Veterans Embrace Benefits of Community Colleges, But More Must Be Done to Welcome Them

By Dr. Joe May

When Congress enacted the Post-9/11 GI Bill in 2009, its purpose was to grant greater benefits to student veterans and, to a large extent, that goal has been achieved. These expanded GI Bill benefits allow veterans to more adequately cover the cost of a college education by providing them with up to 36 months of educational benefits, including a monthly housing allowance, a stipend for books and supplies, and an option to transfer benefits to family members.

This “new” GI Bill also helps schools. For instance, the federal government matches the dollar contribution of every participating institution for all costs not covered by the legislation.

Yet in spite of provisions for generous benefits, many veterans do not take advantage of the GI Bill to pay for college. Studies have found only about 40 percent of student veterans actually use the educational benefits provided by the GI Bill.

Reaching out to student veterans and showing them how to access and effectively use their GI Bill benefits helps them build new lives and careers. That’s something which a close-knit group of community colleges across the United States wants to do. Those schools formed an organization, Rebuilding America’s Middle Class, several years ago, and RAMC members believe in grass roots efforts to rebuild the country through education and economic development. Helping student veterans is an important part of this effort.

At some types of institutions, veterans are very hard to find. The Associated Press recently reported that Ivy League schools are struggling to enroll veterans. Harvard, for example, counts only three veterans in its undergraduate liberal arts program and Princeton only one.

One thing is certain: Veterans and community colleges have found each other. Nearly 45 percent of veterans who are receiving education benefits attend public two-year institutions, more than double the percentage attending any other type of school.

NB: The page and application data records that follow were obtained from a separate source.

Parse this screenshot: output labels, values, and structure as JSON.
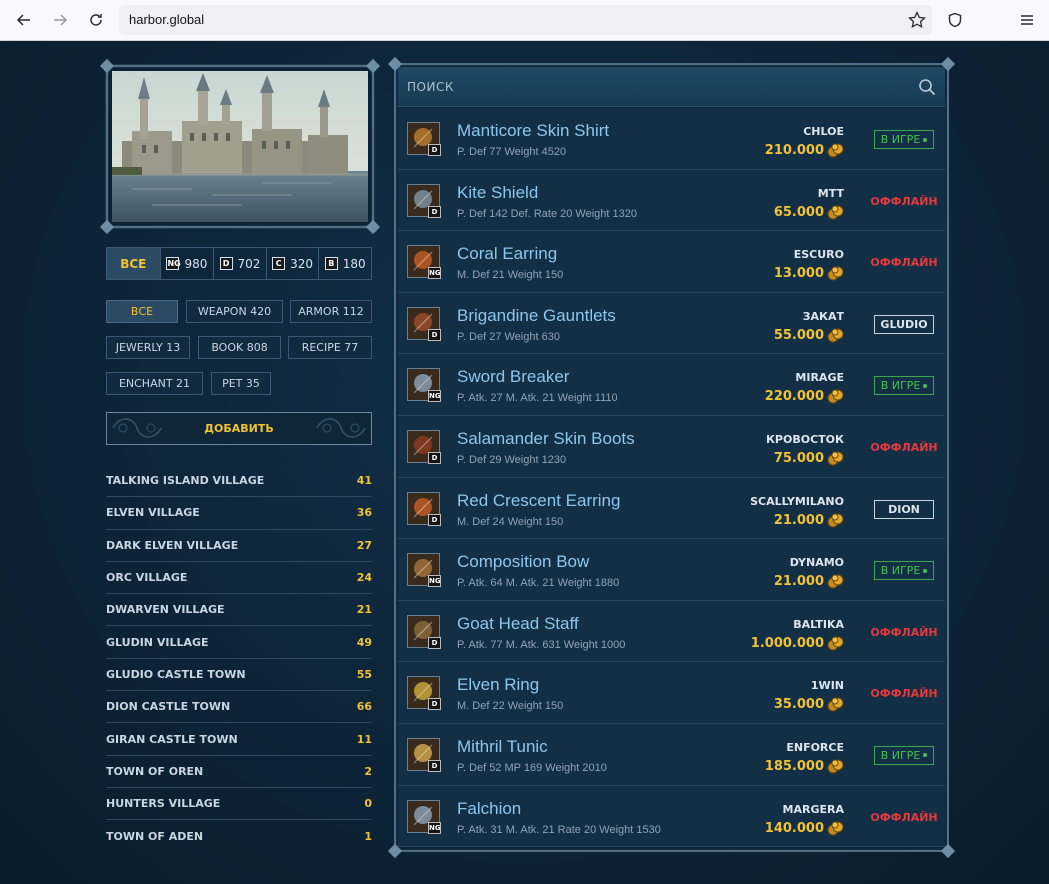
{
  "browser": {
    "url": "harbor.global",
    "colors": {
      "chrome_bg": "#f9f9fb",
      "url_bg": "#f0f0f4"
    }
  },
  "grades": [
    {
      "label": "ВСЕ",
      "badge": "",
      "count": "",
      "active": true
    },
    {
      "label": "",
      "badge": "NG",
      "count": "980",
      "active": false
    },
    {
      "label": "",
      "badge": "D",
      "count": "702",
      "active": false
    },
    {
      "label": "",
      "badge": "C",
      "count": "320",
      "active": false
    },
    {
      "label": "",
      "badge": "B",
      "count": "180",
      "active": false
    }
  ],
  "types": [
    {
      "label": "ВСЕ",
      "active": true
    },
    {
      "label": "WEAPON 420",
      "active": false
    },
    {
      "label": "ARMOR 112",
      "active": false
    },
    {
      "label": "JEWERLY 13",
      "active": false
    },
    {
      "label": "BOOK 808",
      "active": false
    },
    {
      "label": "RECIPE 77",
      "active": false
    },
    {
      "label": "ENCHANT 21",
      "active": false
    },
    {
      "label": "PET 35",
      "active": false
    }
  ],
  "add_button": "ДОБАВИТЬ",
  "towns": [
    {
      "name": "TALKING ISLAND VILLAGE",
      "count": "41"
    },
    {
      "name": "ELVEN VILLAGE",
      "count": "36"
    },
    {
      "name": "DARK ELVEN VILLAGE",
      "count": "27"
    },
    {
      "name": "ORC VILLAGE",
      "count": "24"
    },
    {
      "name": "DWARVEN VILLAGE",
      "count": "21"
    },
    {
      "name": "GLUDIN VILLAGE",
      "count": "49"
    },
    {
      "name": "GLUDIO CASTLE TOWN",
      "count": "55"
    },
    {
      "name": "DION CASTLE TOWN",
      "count": "66"
    },
    {
      "name": "GIRAN CASTLE TOWN",
      "count": "11"
    },
    {
      "name": "TOWN OF OREN",
      "count": "2"
    },
    {
      "name": "HUNTERS VILLAGE",
      "count": "0"
    },
    {
      "name": "TOWN OF ADEN",
      "count": "1"
    }
  ],
  "search": {
    "placeholder": "ПОИСК"
  },
  "items": [
    {
      "name": "Manticore Skin Shirt",
      "stats": "P. Def 77 Weight 4520",
      "grade": "D",
      "seller": "CHLOE",
      "price": "210.000",
      "status": "В ИГРЕ",
      "status_type": "online",
      "icon": "shirt-icon"
    },
    {
      "name": "Kite Shield",
      "stats": "P. Def 142 Def. Rate 20 Weight 1320",
      "grade": "D",
      "seller": "MTT",
      "price": "65.000",
      "status": "ОФФЛАЙН",
      "status_type": "offline",
      "icon": "shield-icon"
    },
    {
      "name": "Coral Earring",
      "stats": "M. Def 21 Weight 150",
      "grade": "NG",
      "seller": "ESCURO",
      "price": "13.000",
      "status": "ОФФЛАЙН",
      "status_type": "offline",
      "icon": "earring-icon"
    },
    {
      "name": "Brigandine Gauntlets",
      "stats": "P. Def 27 Weight 630",
      "grade": "D",
      "seller": "ЗАКАТ",
      "price": "55.000",
      "status": "GLUDIO",
      "status_type": "place",
      "icon": "gauntlets-icon"
    },
    {
      "name": "Sword Breaker",
      "stats": "P. Atk. 27 M. Atk. 21 Weight 1110",
      "grade": "NG",
      "seller": "MIRAGE",
      "price": "220.000",
      "status": "В ИГРЕ",
      "status_type": "online",
      "icon": "sword-icon"
    },
    {
      "name": "Salamander Skin Boots",
      "stats": "P. Def 29 Weight 1230",
      "grade": "D",
      "seller": "КРОВОСТОК",
      "price": "75.000",
      "status": "ОФФЛАЙН",
      "status_type": "offline",
      "icon": "boots-icon"
    },
    {
      "name": "Red Crescent Earring",
      "stats": "M. Def 24 Weight 150",
      "grade": "D",
      "seller": "SCALLYMILANO",
      "price": "21.000",
      "status": "DION",
      "status_type": "place",
      "icon": "earring-icon"
    },
    {
      "name": "Composition Bow",
      "stats": "P. Atk. 64 M. Atk. 21 Weight 1880",
      "grade": "NG",
      "seller": "DYNAMO",
      "price": "21.000",
      "status": "В ИГРЕ",
      "status_type": "online",
      "icon": "bow-icon"
    },
    {
      "name": "Goat Head Staff",
      "stats": "P. Atk. 77 M. Atk. 631 Weight 1000",
      "grade": "D",
      "seller": "BALTIKA",
      "price": "1.000.000",
      "status": "ОФФЛАЙН",
      "status_type": "offline",
      "icon": "staff-icon"
    },
    {
      "name": "Elven Ring",
      "stats": "M. Def 22 Weight 150",
      "grade": "D",
      "seller": "1WIN",
      "price": "35.000",
      "status": "ОФФЛАЙН",
      "status_type": "offline",
      "icon": "ring-icon"
    },
    {
      "name": "Mithril Tunic",
      "stats": "P. Def 52 MP 169 Weight 2010",
      "grade": "D",
      "seller": "ENFORCE",
      "price": "185.000",
      "status": "В ИГРЕ",
      "status_type": "online",
      "icon": "tunic-icon"
    },
    {
      "name": "Falchion",
      "stats": "P. Atk. 31 M. Atk. 21 Rate 20 Weight 1530",
      "grade": "NG",
      "seller": "MARGERA",
      "price": "140.000",
      "status": "ОФФЛАЙН",
      "status_type": "offline",
      "icon": "sword-icon"
    }
  ],
  "colors": {
    "gold": "#f1c232",
    "online": "#43c24f",
    "offline": "#e5393c",
    "item_name": "#8cc6ee",
    "panel_bg": "#132f46"
  }
}
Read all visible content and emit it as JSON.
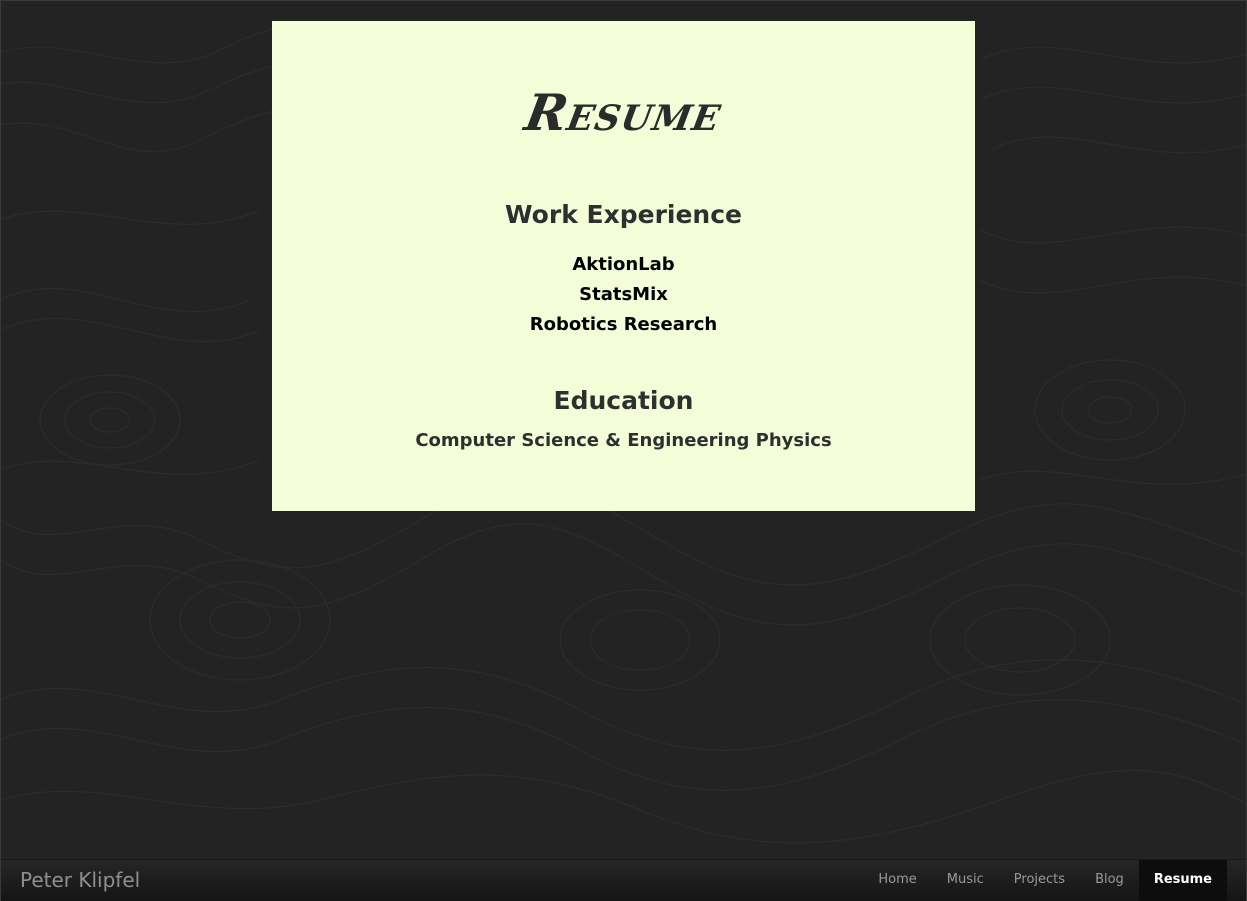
{
  "page": {
    "title": "Resume"
  },
  "sections": {
    "work": {
      "heading": "Work Experience",
      "items": [
        "AktionLab",
        "StatsMix",
        "Robotics Research"
      ]
    },
    "education": {
      "heading": "Education",
      "items": [
        "Computer Science & Engineering Physics"
      ]
    }
  },
  "footer": {
    "brand": "Peter Klipfel",
    "nav": [
      {
        "label": "Home",
        "active": false
      },
      {
        "label": "Music",
        "active": false
      },
      {
        "label": "Projects",
        "active": false
      },
      {
        "label": "Blog",
        "active": false
      },
      {
        "label": "Resume",
        "active": true
      }
    ]
  },
  "colors": {
    "background": "#232323",
    "card": "#f3fed8",
    "nav_active_bg": "#0d0d0d"
  }
}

The reason is simple – there are many positive aspects to attending community college, and schools have become more adept at promoting those positives. And to attract even more student veterans, community colleges are emphasizing veteran-specific financial and support services, acceptance of military credit, and strong career pathways connected to community partners, job training, and apprenticeships.

Nevertheless, community colleges can and must do more. So on this Veteran’s Day, we at Rebuilding America’s College Class: A Coalition of Community Colleges recommend several steps to tighten the embrace that veterans deserve; by doing that, we can reduce the stress levels that student veterans experience about paying for college. We believe that community colleges should commit to:

  • Increasing the visibility of Veterans Affairs offices and officials. Student veterans usually seek assistance with admissions, financial aid, and other services. Whenever these services are located across campus in different locations, it may be hard for the veterans to locate and use them effectively. Identifying an entry “portal” for student veterans is a critical strategy for meeting veterans’ specific needs.
  • Offering specialized orientations or college success courses for student veterans. Specialized orientations may be useful in identifying student veterans, especially for campuses that do not have a designated Veterans Affairs office. Once student veterans self-identify, they can be connected to campus professionals who provide financial aid and other support services.
  • Finding creative ways for student veterans to interact. A number of community colleges offers organizations that enable veterans to interact with one another, and such programs should become universal. And when student veterans voice interest in student organizations more broadly, they should be welcomed.
  • Raising campus awareness of veterans’ needs through campus-wide forums and faculty/staff training. Many student veterans have a strong desire to be acknowledged and understood by faculty and staff, particularly when they are facing academic or health challenges. By providing faculty and staff with the proper training, community colleges can better prepare faculty, staff, and counselors/advisors to assist and meet the needs of student veterans.
  • Increasing military training credit articulation. Articulation of military training by higher education institutions ensures that student veterans are granted appropriate academic credit for military learning experiences. As a result, increasing military articulation agreements offered by community colleges also may increase enrollment and program completion among those student veterans.

Certainly these recommendations are not the be-all and end-all of serving veterans at our institutions, and more research is needed on student veterans across the board. For example, a lack of information exists about student veterans’ college retention, completion, and success rates across varying types of higher education institutions. Many institutions collect limited data on student veterans’ retention and completion rates; even fewer break down data on retention and completion by race, gender, income, and other characteristics that may relate to college success.

No doubt, better tracking is needed of the student veteran population and, in particular, we need to know more about how student veterans experience community college and the services that they provide. Community college administrations and institutional researchers should embark on efforts to collect data – both quantitative and qualitative, from online surveys to student focus groups – to track the experiences of student veterans and also to understand how their experiences have an impact on educational outcomes. Demonstrating this important attention to detail would be our single best way to say to America’s veterans: “Thank you for your service.”


Dr. Joe May is Chancellor, Dallas County (TX) Community College District; and President, Rebuilding America’s Middle Class.